EL PASO — The government shutdown has caused speculation paychecks could be delayed for government employees as the deadlock continues in congress.
One of the agencies that could be greatly affected is Border Patrol and it wouldn't be the first time funding has affected the agency in its long history.
"The guys would be given two or three days a week without pay," said Brenda Tisdale, Museum Administrator at the National Border Patrol Museum in Northeast El Paso.
With a background that dates to 1904, when agents were known as mounted guards, to now more than a hundred years later, border patrol has been through a lot including several government shutdowns.
In the 1970's the government experienced six shutdowns that significantly affected the agency's funding.
"They were only allowed to drive one vehicle per shift and limited miles with that one vehicle," Tisdale said.
Before his passing, Tisdale was married to Assistant Chief Patrol Agent Gerald Tisdale who founded the National Canine Facility out of Fort Bliss.
She said she remembers the deportation bus was used to transport agents from the station to their post and pick up the previous shift to reduce costs.
With furlough days, money did get tight and Tisdale recalls negotiating with creditors.
"We had to go and actually address them to have our payments lowered," she said.
But even when the going got rough her husband always took pride in his work.
"He would come home starving to death when I would pack him a big lunch and a big jug of iced tea because people that he'd catch were hungry," she said.
While times now are considerably different, Tisdale believes current Border Patrol agents will continue to uphold traditions and continue serving to the best of their ability,even if for now funding is uncertain.

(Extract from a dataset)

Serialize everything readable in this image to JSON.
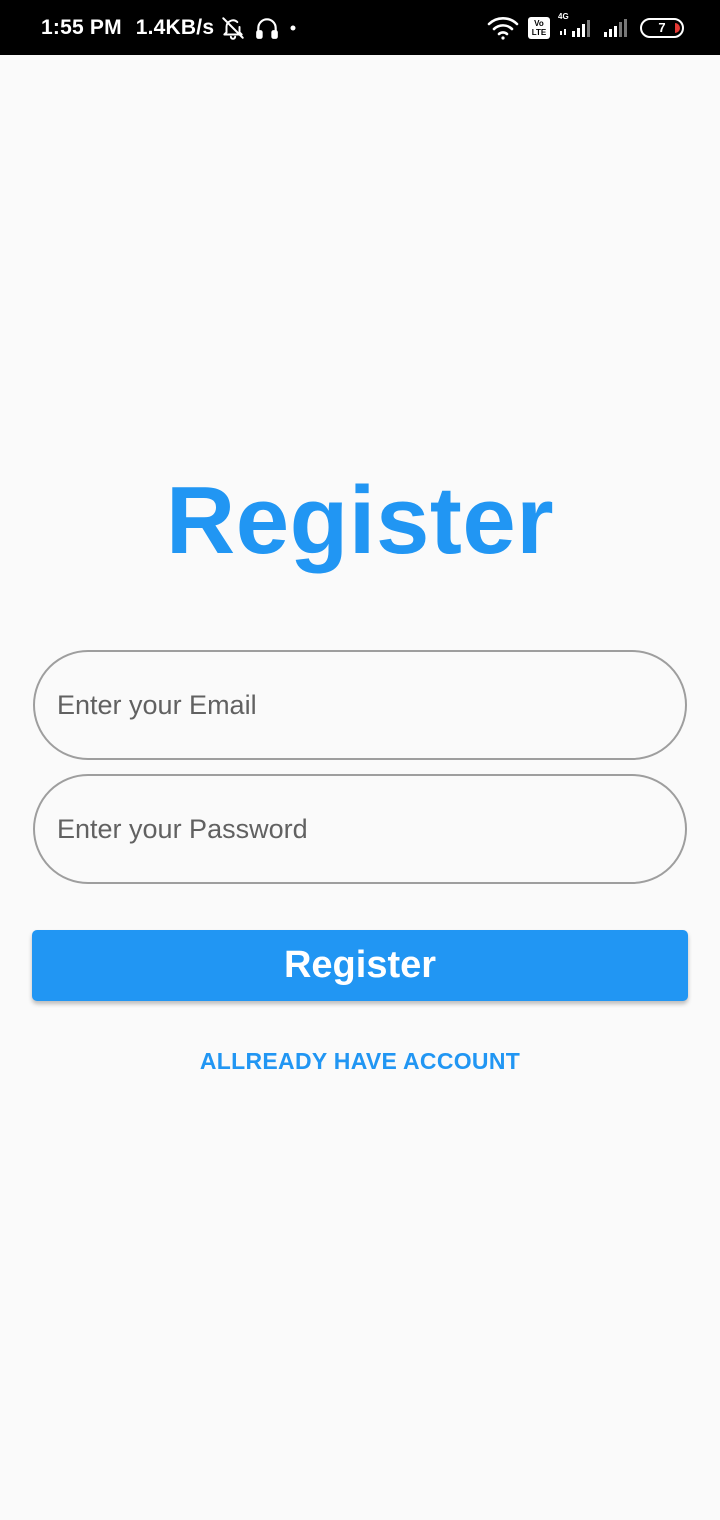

The museum is not federally funded and will remain open regulars hours from 9 a.m. to 5 p.m. Tuesday through Saturday.
National Border Patrol Museum
4315 Woodrow Bean Transmountain Rd